Mike Tyson’s Punch-Out – NES – 9.4 A+
About the Asset
I wrote all about this copy and the similar copy that has been trading at Rally Road when it IPO’d last month. In short:
- The Otis copy is also graded 9.4 A+ with No Rev-A, Round SOQ and Orange Bullets – it’s the 2nd earliest version.
It IPO’d just a few weeks ago for $136,800 and sold out within minutes.
About the Offer
Otis has received a net offer of $350,000, which is a 155.8% premium to the IPO. Otis has gone back and forth with their tax treatment so I don’t have an educated guess on what the gross offer was if it wasn’t $350K.
Recent Sales History and Valuation
When I wrote up the IPO, I conservatively placed a $212,000 value on it while acknowledging it was probably worth more (because the IPO was way less, I encouraged people to invest in it and invested in it myself). I also talked about the July auction, saying that a result of $40K or so for each of the two variations hammering at Heritage would be in line with that valuation. Well, one went for $84,000 and the other went for $78,000, indicating a 2x jump in value.
The 8.0 A+ mid-production that sold for $84,000 implies around a $400K valuation for a 9.4 A+ and the 9.2 A++ late-production that went for $78,000 implies a $120K value for a 9.4 A+ late production. Mid productions have generally goen for 4x the late productions so that would put the value at around $480K.

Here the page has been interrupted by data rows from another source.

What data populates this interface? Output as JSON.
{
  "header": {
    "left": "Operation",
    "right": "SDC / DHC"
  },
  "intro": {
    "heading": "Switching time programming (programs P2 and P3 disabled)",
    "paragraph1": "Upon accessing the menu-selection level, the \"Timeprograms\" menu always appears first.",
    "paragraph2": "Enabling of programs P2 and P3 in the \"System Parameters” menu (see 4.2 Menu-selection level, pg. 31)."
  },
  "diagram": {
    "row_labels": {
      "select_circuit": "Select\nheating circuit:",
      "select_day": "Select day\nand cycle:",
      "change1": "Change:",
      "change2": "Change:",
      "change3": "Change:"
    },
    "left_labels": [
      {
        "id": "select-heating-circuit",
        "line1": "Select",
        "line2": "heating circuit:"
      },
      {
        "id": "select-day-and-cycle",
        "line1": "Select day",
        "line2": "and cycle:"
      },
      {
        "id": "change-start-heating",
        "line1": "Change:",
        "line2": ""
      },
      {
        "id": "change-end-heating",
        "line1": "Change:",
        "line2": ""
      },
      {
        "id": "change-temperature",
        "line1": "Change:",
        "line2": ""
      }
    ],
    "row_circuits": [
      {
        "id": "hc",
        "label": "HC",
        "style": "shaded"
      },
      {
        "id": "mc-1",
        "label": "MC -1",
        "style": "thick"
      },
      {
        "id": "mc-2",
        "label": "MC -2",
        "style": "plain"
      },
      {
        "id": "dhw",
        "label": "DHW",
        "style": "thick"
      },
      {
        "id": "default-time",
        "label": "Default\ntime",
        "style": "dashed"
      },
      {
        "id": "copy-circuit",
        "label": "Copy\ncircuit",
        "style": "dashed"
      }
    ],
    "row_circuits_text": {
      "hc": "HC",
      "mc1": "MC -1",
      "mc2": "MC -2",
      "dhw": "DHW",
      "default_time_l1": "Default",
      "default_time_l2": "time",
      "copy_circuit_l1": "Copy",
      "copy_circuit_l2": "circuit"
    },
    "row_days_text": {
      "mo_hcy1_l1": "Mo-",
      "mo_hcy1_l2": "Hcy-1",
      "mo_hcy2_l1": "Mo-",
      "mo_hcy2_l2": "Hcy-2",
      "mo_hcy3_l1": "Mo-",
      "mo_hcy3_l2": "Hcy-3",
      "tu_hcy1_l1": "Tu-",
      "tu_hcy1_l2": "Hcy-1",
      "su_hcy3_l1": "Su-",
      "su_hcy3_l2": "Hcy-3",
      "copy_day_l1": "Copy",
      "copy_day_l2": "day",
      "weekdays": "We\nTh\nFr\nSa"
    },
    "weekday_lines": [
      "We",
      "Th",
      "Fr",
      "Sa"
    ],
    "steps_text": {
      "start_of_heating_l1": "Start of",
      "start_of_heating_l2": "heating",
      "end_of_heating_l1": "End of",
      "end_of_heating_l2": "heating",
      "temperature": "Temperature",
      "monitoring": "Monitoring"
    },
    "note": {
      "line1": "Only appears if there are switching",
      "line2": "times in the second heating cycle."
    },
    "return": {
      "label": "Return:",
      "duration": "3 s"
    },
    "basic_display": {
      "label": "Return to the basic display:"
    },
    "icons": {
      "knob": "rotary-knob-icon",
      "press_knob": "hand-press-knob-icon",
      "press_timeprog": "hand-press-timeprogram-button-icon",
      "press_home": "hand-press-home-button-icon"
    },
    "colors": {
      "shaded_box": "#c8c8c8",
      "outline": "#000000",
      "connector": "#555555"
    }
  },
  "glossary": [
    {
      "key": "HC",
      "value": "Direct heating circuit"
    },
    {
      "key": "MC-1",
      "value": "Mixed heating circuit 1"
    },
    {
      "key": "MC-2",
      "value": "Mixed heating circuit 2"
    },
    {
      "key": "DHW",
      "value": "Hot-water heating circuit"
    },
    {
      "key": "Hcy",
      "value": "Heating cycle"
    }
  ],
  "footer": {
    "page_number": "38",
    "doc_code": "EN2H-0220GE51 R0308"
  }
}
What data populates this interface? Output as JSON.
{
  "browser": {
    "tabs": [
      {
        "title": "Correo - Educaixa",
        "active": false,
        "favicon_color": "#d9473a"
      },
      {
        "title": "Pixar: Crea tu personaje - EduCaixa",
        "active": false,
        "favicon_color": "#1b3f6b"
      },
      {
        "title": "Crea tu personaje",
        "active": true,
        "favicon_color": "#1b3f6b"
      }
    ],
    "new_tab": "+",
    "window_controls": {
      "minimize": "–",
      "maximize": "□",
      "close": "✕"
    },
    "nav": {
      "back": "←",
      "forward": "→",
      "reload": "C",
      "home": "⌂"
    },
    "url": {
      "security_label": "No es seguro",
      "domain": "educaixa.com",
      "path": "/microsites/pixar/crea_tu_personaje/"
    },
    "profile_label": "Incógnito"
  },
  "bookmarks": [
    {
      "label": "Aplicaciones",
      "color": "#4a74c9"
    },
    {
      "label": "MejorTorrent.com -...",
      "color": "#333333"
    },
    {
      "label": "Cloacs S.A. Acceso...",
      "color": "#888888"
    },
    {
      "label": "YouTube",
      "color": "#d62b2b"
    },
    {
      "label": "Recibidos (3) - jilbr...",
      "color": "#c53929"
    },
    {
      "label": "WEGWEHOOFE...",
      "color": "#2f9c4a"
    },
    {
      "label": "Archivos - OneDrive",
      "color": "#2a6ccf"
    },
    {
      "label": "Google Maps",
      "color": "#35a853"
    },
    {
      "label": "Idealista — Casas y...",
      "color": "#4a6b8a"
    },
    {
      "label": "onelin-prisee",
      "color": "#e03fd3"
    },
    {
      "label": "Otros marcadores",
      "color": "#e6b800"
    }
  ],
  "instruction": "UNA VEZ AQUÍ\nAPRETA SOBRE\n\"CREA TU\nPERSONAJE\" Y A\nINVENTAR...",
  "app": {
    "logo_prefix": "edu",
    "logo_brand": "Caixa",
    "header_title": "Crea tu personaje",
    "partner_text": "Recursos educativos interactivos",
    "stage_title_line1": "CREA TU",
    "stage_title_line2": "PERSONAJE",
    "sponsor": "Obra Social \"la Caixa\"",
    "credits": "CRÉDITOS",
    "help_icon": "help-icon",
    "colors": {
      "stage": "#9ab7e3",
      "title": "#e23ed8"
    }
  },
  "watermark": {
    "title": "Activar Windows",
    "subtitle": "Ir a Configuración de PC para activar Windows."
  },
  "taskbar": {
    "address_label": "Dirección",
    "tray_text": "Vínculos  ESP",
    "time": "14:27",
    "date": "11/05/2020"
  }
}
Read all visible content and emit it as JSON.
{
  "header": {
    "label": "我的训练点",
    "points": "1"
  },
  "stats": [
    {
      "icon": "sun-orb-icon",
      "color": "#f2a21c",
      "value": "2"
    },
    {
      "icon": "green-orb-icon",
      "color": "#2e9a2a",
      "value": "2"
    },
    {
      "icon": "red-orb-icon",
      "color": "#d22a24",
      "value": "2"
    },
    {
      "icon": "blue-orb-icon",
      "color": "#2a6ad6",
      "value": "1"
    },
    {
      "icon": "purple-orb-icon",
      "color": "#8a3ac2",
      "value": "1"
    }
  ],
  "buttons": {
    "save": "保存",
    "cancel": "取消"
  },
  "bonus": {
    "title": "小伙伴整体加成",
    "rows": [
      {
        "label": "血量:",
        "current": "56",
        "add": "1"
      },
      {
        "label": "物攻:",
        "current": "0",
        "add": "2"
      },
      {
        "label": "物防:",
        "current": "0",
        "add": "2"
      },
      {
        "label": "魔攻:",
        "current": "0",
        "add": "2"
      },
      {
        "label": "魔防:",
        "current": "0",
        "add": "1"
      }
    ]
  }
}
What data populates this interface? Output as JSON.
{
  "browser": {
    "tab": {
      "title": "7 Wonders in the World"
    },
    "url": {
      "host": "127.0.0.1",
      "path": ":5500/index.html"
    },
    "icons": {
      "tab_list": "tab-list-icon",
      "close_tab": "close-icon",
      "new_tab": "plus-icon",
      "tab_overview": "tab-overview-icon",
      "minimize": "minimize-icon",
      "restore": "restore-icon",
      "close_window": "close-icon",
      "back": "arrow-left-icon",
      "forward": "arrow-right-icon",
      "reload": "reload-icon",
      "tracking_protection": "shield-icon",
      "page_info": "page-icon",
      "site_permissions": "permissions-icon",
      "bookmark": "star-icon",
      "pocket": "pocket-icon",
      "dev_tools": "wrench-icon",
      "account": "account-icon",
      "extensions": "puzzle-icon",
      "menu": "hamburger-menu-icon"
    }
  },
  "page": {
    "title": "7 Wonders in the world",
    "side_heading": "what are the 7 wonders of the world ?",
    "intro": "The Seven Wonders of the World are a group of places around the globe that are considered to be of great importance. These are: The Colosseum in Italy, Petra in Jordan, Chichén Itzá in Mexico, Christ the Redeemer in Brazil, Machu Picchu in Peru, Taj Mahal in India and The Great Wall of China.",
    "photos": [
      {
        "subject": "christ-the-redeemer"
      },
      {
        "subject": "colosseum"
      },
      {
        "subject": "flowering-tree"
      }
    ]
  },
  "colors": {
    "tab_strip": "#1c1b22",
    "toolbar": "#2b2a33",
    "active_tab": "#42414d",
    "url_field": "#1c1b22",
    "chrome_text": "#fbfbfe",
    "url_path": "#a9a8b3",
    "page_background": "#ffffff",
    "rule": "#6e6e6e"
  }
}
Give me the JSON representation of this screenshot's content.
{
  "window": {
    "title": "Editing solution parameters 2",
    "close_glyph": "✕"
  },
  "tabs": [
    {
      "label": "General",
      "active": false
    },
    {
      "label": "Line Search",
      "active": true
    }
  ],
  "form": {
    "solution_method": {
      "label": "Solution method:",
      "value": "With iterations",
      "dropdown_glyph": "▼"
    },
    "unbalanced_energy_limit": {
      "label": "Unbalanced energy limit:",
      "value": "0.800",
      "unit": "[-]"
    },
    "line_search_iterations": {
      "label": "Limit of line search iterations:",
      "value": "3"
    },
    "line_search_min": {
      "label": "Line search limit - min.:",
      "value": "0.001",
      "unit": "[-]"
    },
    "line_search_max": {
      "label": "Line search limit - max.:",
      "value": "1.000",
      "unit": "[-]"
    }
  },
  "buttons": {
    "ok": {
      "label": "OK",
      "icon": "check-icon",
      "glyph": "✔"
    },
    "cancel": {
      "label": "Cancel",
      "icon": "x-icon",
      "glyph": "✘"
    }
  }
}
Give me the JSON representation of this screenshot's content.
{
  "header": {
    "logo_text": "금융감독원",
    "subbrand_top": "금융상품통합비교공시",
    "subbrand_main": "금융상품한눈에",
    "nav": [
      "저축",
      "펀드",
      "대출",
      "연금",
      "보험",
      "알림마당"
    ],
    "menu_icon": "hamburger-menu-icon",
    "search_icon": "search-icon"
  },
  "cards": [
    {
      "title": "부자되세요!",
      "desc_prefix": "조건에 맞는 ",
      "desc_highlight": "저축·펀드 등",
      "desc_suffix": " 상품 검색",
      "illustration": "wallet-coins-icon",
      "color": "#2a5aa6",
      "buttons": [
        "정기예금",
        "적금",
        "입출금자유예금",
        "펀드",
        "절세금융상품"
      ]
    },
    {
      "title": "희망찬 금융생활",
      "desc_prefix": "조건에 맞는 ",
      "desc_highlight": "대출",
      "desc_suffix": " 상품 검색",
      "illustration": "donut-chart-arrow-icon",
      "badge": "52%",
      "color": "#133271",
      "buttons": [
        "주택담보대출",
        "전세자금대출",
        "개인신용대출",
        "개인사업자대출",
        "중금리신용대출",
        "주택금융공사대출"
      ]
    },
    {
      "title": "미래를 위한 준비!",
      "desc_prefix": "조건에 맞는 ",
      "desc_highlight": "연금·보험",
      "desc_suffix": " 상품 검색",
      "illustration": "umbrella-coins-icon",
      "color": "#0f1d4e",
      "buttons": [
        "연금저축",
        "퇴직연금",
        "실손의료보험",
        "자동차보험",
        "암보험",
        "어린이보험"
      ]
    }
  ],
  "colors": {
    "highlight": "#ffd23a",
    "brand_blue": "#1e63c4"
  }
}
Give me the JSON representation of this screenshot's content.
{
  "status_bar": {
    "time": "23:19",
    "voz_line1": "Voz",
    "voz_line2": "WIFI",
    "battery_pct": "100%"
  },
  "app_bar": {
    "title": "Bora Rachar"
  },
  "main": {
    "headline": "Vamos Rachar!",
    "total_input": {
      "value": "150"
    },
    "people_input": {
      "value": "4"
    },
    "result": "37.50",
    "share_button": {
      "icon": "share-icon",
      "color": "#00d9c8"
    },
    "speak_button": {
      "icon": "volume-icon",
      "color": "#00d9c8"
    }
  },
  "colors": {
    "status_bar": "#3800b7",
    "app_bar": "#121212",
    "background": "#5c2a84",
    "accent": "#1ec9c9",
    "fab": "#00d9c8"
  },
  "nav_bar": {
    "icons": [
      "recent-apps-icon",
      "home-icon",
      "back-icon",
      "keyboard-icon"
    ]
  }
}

Now, keep in mind this $400,000-$480,000 valuation is for the Rev-A version (the same as Rally’s copy) — Otis’ copy is the No Rev-A version, an earlier variant that is probably worth 50-100% more — that puts this copy (with a wide error bar) at anywhere between $600,000-$960,000. There just haven’t been any sales of a No Rev-A version so I don’t want to put an exact figure on it, because in any case, its value is way higher than the buyout offer.
Inferred value – $600,000-$960,000
I own shares in this asset and I voted NO – the offer is way too low. Beyond the valuation discrepancy, I personally dislike when an asset gets bought out before it has a chance to trade. As Wyatt has helpfully pointed out, “The only reason to submit a buyout offer before an asset hits the secondary market is because you think it will trade higher in the secondary market.”
Also remember, Otis shareholders smartly turned down a $200,000 buyout offer of their Super Mario Bros asset that is now trading at a $465,000 valuation. VOTE NO!